Whit Stillman’s fourth film – his first in 13 years – proved unexpectedly divisive at last year’s London Film Festival. The ‘surprise movie’, it was an unwelcome gift for many – provoking walkouts and leaving a number of disgruntled punters bemused. It might seem bizarre that this seemingly airy, weightless froth could provoke such ire, but Stillman makes films for himself in every way. For many, his hermetically sealed, unique universe is too archly self-concious to be enjoyable.
The setting is a leafy, wealthy American college, where a trio of young ladies seek to correct the prevailing air of grungy, faux-outsider chic. Outspoken leader Violet Wister (Greta Gerwig) is the centre, backed up by the earnest, principled Rose (Megalyn Echikunwoke) and aloof Heather (Carrie MacLemore). The girls live by a strict aesthetic and moral code – encouraging self-improvement via the campus’ ‘suicide centre’ and offering hygiene tips, lifestyle advice and musical therapy through dance lessons. When transfer student Lily (Analeigh Tipton) arrives on the scene, Violet senses a potential convert and moves quickly to assimilate the new girl. “Speaking of suicide prevention, do you have a boyfriend, Lily?” she asks, within moments of their first meeting.
So far, so Heathers.
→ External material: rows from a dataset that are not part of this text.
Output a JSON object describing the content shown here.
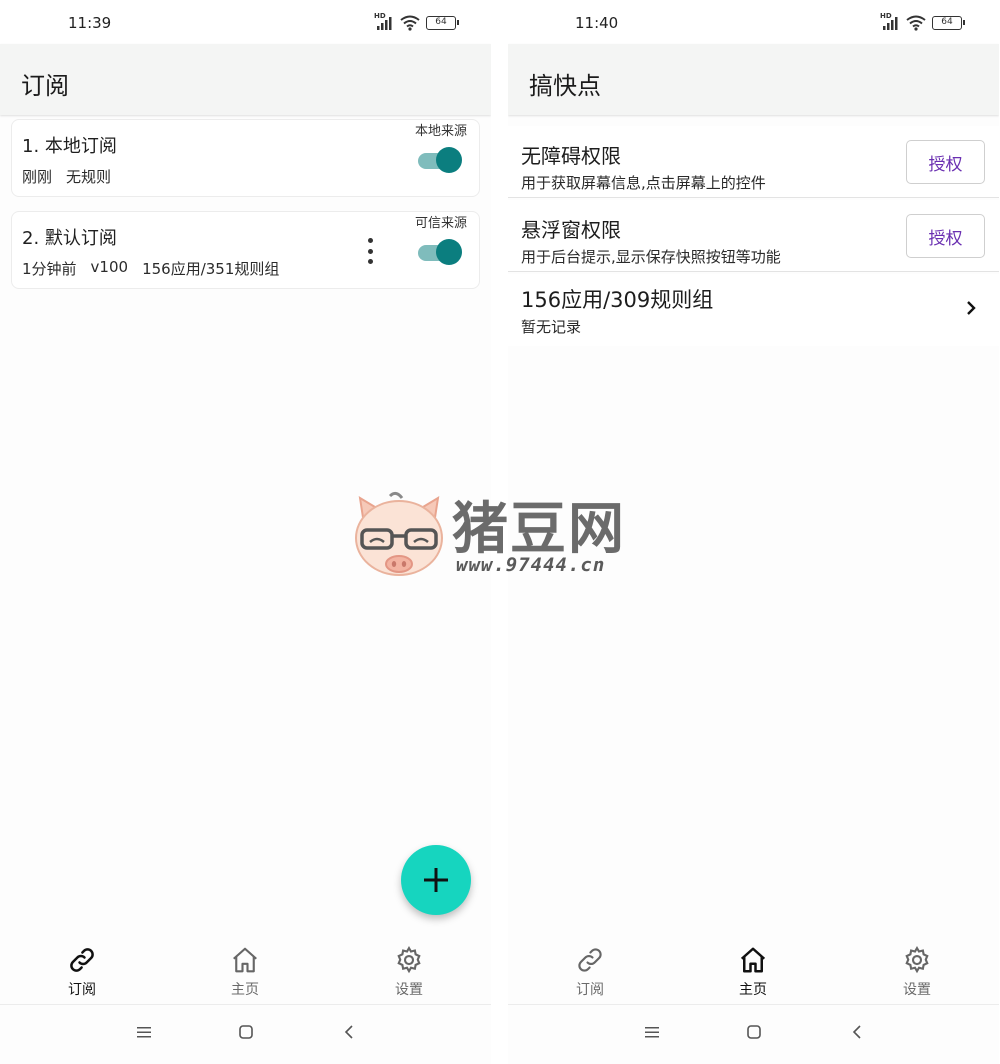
{
  "left": {
    "status": {
      "time": "11:39",
      "battery": "64"
    },
    "title": "订阅",
    "subscriptions": [
      {
        "name": "1. 本地订阅",
        "source": "本地来源",
        "meta": [
          "刚刚",
          "无规则"
        ]
      },
      {
        "name": "2. 默认订阅",
        "source": "可信来源",
        "meta": [
          "1分钟前",
          "v100",
          "156应用/351规则组"
        ]
      }
    ],
    "nav": {
      "subscribe": "订阅",
      "home": "主页",
      "settings": "设置",
      "active": "subscribe"
    }
  },
  "right": {
    "status": {
      "time": "11:40",
      "battery": "64"
    },
    "title": "搞快点",
    "permissions": [
      {
        "title": "无障碍权限",
        "desc": "用于获取屏幕信息,点击屏幕上的控件",
        "button": "授权"
      },
      {
        "title": "悬浮窗权限",
        "desc": "用于后台提示,显示保存快照按钮等功能",
        "button": "授权"
      }
    ],
    "rules": {
      "title": "156应用/309规则组",
      "desc": "暂无记录"
    },
    "nav": {
      "subscribe": "订阅",
      "home": "主页",
      "settings": "设置",
      "active": "home"
    }
  },
  "watermark": {
    "name": "猪豆网",
    "url": "www.97444.cn"
  },
  "colors": {
    "accent": "#0b7e7f",
    "fab": "#16d5bf",
    "grant": "#6a2fb1"
  },
  "icons": [
    "link-icon",
    "home-icon",
    "gear-icon",
    "plus-icon",
    "chevron-right-icon",
    "more-vert-icon",
    "wifi-icon",
    "signal-icon",
    "battery-icon"
  ]
}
Except Damsels in Distress, while sharing a pastel and pop art sheen with Lehman’s classic, is firmly not in this mould. Stillman’s heroines aren’t part of the system; they are very much in opposition to it, albeit favouring a less orthodox rebellion. Confusion arrives, inevitably, from a trio of boys – potential suitors and ‘doofi’: Xavier, a French pseud with his own ‘specialised’ take on dating rituals (a subplot that has been trimmed in this ‘12’ rated version), charismatic ‘playboy operator’ Charlie (Adam Brody), and frat dunce Frank (a hilarious Ryan Metcalf),
For those who demand McKee type narratives and rigorous structure (the ‘journey’) this will be a very long 97 minutes. Damsels is a blancmange-light comedy which is amusing rather than hilarious, has a semi-musical vibe (but only one dance number), bears almost no relation to anyone’s college years or experiences (other than those that play out in Stillman’s head) and, on the surface, makes Gossip Girl look like the work of Brett Easton Ellis.
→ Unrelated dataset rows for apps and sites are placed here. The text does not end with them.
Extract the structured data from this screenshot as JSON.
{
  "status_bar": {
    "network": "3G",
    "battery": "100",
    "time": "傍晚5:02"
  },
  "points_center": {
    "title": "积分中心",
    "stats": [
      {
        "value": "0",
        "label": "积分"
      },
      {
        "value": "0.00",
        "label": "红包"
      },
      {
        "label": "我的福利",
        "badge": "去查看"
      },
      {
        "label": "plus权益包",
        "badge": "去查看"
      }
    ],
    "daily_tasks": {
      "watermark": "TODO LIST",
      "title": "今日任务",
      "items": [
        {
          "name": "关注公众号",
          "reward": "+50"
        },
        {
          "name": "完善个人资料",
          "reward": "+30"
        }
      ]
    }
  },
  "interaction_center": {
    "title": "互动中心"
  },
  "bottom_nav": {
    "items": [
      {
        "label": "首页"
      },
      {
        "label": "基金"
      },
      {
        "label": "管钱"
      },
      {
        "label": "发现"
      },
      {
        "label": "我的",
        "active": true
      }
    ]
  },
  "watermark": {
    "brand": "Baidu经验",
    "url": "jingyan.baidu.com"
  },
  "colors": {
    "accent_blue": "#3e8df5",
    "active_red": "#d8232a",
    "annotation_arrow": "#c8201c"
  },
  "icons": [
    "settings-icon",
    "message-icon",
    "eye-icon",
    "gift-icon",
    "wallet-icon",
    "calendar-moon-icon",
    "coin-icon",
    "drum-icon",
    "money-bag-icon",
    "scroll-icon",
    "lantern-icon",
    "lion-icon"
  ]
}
At times the film is so slight and inconsequential it threatens to float away. Fortunately the talented and charismatic cast hold attention throughout. Gerwig is probably the most intriguing young actor in Hollywood today. Simultaneously graceful and ungainly, her facial expression a permanent question mark, she is a beguiling presence. OC hottie Adam Brody finally lands a film that uses his charm reserves and his scenes with both leads are a delight to watch, particularly in the films standout moment – an ensemble dance number performed to George and Ira Gershwin’s “Things Are Looking Up”. All the young cast do fine and funny work, even though the shapeless narrative leaves them a little adrift from time to time.
Stillman has never been a plot man. His films Metropolitan (1990), Barcelona (1994) and The Last Days Of Disco (1998) are built around philosophical concepts, conceits, ideas and talk of the cleverest kind. The characters in his films are beautiful, gilded and privileged. But rather than chide or ridicule them, Stillman treats them with kindness and affection – allowing them to be awful, buffoonish and human but still likeable. In another. more aggressively plotted movie, Violet would be a Stepford Wives style megabitch, a character to be punished and held out to dry. Stillman though evidently loves Violet, and her cheery, heartfelt, eccentric optimism. I have to say that by the end, I did too.
Stillman started out at a time when American indie cinema seemed a lot less structured and preconceived (even if it wasn’t), and felt less like a run-through for the big time (even when it was). It was the time of Hal Hartley not Little Miss Sunshine. And, even then, this director was out of step, gloriously so. Lazily compared to Woody Allen, his style has been taken forward by directors like Wes Anderson (who is a lot more distanced and obvious) and Todd Solondz (who treats almost all of his characters with utter contempt). Stillman’s films are a hard sell but they can be pleasurable, knowing and rewarding. His social satire is shaded and delicate (and heavily reliant on audiences being wise to the references). He’s not ashamed to be clever.
Precious, gently witty and taking its cues from Wodehouse rather than Woody, Damsels will delight believers and distress the haters equally. I suspect you’ll know where you stand already.